Demanufacture was THE album that landed FF firmly on the map, and was on of 1995's standout albums, along with Slaughter of the Soul (At The Gates), Once Upon A Cross (Deicide) & Astrocreep 2000 (White Zombie). Its production, musicianship and technical wizardy stood it apart from the rest.
Between Dino Cazerez (Guitar) and Raymond Herrera (Drums), these guys delivered a genuinely unique, heavy, fast, energetic album which would have perfectly sat as the soundtrack to The Terminator. The album was inspired and written about the very same subject matter - man against the machine. Tracks like Self Bias Resistor, New Breed and H-K (Hunter Killer) all tip the hat in the direction of Cameron's concept.

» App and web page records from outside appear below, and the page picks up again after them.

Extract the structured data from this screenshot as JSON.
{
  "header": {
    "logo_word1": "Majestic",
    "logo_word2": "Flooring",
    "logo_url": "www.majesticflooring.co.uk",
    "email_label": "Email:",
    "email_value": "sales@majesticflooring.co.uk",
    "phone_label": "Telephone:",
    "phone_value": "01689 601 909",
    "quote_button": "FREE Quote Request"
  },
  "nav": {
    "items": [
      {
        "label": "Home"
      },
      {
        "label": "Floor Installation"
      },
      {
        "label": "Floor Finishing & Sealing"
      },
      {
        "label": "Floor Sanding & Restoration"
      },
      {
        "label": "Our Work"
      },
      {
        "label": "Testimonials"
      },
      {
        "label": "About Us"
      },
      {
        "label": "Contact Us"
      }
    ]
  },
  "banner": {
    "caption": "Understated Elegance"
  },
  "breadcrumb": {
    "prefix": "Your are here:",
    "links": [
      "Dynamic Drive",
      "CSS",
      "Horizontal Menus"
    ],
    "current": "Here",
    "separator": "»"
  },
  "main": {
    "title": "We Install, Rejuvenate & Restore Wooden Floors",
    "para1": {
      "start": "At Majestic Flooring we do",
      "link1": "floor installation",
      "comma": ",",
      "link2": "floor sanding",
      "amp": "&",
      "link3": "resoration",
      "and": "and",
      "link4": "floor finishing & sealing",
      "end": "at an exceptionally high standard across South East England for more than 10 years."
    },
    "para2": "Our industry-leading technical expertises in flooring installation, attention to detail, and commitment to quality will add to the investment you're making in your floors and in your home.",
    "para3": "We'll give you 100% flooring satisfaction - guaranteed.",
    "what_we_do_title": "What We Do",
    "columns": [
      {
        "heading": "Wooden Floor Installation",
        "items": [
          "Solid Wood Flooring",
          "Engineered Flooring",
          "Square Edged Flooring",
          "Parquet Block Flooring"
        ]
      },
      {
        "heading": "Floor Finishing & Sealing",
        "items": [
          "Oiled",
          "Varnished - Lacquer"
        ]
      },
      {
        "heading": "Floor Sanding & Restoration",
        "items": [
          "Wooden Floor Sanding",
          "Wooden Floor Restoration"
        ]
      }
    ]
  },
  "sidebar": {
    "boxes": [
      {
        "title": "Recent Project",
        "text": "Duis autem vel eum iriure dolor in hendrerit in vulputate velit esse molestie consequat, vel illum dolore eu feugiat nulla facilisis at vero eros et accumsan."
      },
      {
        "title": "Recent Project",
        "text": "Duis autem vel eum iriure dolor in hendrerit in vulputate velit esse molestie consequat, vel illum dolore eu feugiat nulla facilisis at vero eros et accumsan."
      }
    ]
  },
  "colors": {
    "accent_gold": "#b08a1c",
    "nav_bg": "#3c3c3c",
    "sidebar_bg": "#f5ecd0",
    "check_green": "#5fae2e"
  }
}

Opening 3 tracks - Demanufacture, the afore mentioned SBR and Zero Signal are a showcase in how to start an album. What stands out immediately are the drums - and specifically, the machine-like kick pedal work of Herrera. Synced up with furious guitar work from Cazerez, the delivers a sound and approach most hadn't heard before, and many would go on to copy. Burton's mix of harsh and clean vocals should please both camps, but truely his forte is screaming. His singing has never been all that.
Zero Signals' kick triplets will stay in your head for days and have you drumming your fingers till they bleed. Rhys Fulber, the band's synth master and live keyboardist, adds so much atmosphere. In Replica, the bands biggest ever single, things are a little more stripped down but that familiar drum / guitar sync and the guitar dischords are used perfectly to deliver a pounding track. One of metal's most easily recognised riffs, songs, soundtrack to 90's metal.

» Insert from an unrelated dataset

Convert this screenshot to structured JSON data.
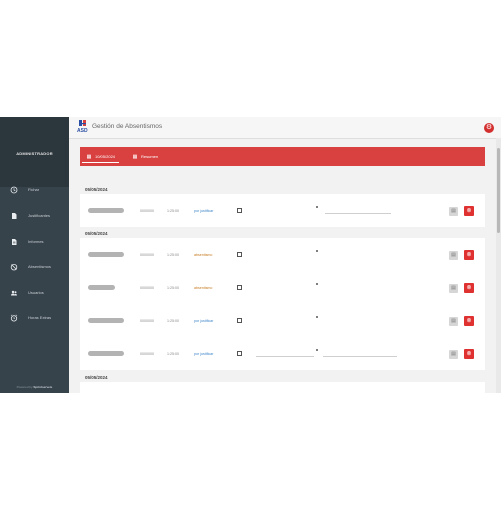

New Breed employs a more gabba-feel, almost a song off of one of their numerous remix albums. A great song, aggressive and full of effects and more wizardry from Fulber. The only dissapointment of the album comes next - a misplaces, pointless and (frankly) awful cover of Head of David's Dog Day Sunrise. I will never understand way they bothered.
This album has many greay riffs, and one of the best comes as the intro and main riff on Body Hammer. The metal-effect snare and ambient atmosphere is awesome - a mean, slow tempo track with massive groove and huge chorus.
Flashpoint feels a little missguided and the song feels like it should have maybe been dropped. Its not as strong in structure, riffs or delivery. Vocals are very sketchy in places too. Faith is redeemed, however, with H-K (Hunter Killer). The long police / news report intro again visits the whole dystopian / failed society feel and then in come the drums / guitar and synth and we are back with another killer track. Vocal delivery here is spot on here.
Pisschrist has the making of a great track but seems to fall short and almost feels like two tracks chucked together. The half-time clearn vocal piece at the end could be a great song on its own, without the heavy distortion on Bell's vocals.
A Therapy For Pain is, as with most final tracks on FF albums, a slow, layered, final-piece song. At close to 10 minutes, including the lengthy out-tro, this is one for fans but maybe not their greatest song ever.
A poor finish to what is, otherwise, a stunning album. The riffs are crushing, the drums and inspirational (and at the time, quite original) but the feel of the album is what wins here. Man Vs Machine. Ears Vs Metal.